**Problem to solve:** Scan the entries below for "target" and copy each line that holds it.

**Entries provided:**

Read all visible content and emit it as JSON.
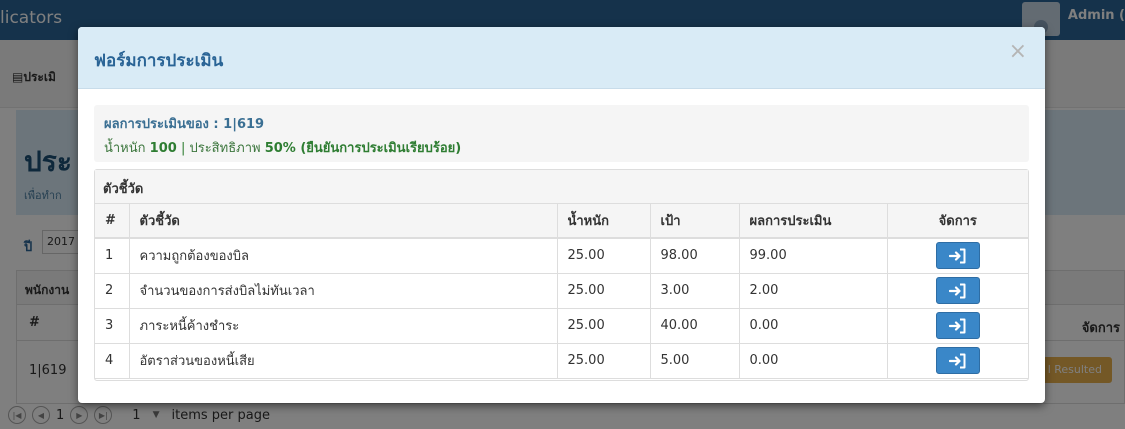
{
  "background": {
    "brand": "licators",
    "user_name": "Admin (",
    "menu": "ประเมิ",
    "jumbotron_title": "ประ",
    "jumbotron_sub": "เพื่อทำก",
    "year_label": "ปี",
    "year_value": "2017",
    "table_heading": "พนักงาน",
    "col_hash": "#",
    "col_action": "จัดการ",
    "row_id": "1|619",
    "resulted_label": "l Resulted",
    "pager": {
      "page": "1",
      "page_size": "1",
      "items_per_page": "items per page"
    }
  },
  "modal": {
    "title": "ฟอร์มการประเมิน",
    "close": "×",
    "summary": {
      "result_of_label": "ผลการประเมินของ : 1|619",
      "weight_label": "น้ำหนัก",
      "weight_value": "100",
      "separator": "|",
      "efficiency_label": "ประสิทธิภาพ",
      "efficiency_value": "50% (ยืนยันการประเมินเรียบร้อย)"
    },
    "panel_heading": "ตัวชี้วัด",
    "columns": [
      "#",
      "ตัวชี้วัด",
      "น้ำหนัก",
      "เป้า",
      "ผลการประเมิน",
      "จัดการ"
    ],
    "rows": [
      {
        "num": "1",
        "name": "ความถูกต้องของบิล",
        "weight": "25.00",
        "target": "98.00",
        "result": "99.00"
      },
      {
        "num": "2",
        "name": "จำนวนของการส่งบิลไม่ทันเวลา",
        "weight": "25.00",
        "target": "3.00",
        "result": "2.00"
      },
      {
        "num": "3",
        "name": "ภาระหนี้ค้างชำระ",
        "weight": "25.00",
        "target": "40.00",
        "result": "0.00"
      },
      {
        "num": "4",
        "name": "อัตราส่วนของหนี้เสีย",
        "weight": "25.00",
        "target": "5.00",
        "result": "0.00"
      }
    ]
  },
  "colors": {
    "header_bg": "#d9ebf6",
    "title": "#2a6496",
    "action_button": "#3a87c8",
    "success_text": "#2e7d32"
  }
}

**Exercise solution:**
        "target": "98.00",
        "target": "3.00",
        "target": "40.00",
        "target": "5.00",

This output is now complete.